RECORDS SUPPLIED:
----------
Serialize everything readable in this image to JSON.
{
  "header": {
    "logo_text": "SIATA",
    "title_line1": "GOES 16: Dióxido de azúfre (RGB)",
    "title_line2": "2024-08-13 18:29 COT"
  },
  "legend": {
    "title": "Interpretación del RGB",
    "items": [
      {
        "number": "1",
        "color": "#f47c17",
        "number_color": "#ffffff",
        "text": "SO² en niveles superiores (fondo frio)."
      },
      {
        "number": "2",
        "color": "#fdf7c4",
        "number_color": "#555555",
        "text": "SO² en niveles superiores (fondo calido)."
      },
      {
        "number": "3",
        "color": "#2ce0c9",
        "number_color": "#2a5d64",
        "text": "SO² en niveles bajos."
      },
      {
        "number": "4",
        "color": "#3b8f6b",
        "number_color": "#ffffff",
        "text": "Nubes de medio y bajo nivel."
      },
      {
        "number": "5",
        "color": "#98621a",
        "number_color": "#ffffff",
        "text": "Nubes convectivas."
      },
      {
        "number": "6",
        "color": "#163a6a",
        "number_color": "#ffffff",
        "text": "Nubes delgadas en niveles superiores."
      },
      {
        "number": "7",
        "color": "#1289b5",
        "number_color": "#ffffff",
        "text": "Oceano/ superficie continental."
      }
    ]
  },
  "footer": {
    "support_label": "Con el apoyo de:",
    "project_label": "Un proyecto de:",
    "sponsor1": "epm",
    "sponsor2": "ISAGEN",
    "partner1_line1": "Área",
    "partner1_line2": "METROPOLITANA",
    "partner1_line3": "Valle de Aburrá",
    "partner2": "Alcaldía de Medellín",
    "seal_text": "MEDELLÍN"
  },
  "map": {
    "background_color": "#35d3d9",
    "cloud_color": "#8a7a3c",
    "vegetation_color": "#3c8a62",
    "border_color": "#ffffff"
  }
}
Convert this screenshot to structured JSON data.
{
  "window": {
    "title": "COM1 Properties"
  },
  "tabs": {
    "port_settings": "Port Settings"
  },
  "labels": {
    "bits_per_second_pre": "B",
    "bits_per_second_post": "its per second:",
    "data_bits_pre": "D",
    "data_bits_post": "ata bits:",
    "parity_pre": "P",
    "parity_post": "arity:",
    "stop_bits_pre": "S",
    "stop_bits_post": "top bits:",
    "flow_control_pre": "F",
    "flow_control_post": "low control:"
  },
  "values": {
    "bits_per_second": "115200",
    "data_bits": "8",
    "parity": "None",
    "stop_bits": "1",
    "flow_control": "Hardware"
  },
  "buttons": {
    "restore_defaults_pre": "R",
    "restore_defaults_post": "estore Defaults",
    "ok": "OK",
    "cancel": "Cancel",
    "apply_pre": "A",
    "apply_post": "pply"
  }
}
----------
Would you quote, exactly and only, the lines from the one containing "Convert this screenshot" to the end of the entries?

Convert this screenshot to structured JSON data.
{
  "window": {
    "title": "COM1 Properties"
  },
  "tabs": {
    "port_settings": "Port Settings"
  },
  "labels": {
    "bits_per_second_pre": "B",
    "bits_per_second_post": "its per second:",
    "data_bits_pre": "D",
    "data_bits_post": "ata bits:",
    "parity_pre": "P",
    "parity_post": "arity:",
    "stop_bits_pre": "S",
    "stop_bits_post": "top bits:",
    "flow_control_pre": "F",
    "flow_control_post": "low control:"
  },
  "values": {
    "bits_per_second": "115200",
    "data_bits": "8",
    "parity": "None",
    "stop_bits": "1",
    "flow_control": "Hardware"
  },
  "buttons": {
    "restore_defaults_pre": "R",
    "restore_defaults_post": "estore Defaults",
    "ok": "OK",
    "cancel": "Cancel",
    "apply_pre": "A",
    "apply_post": "pply"
  }
}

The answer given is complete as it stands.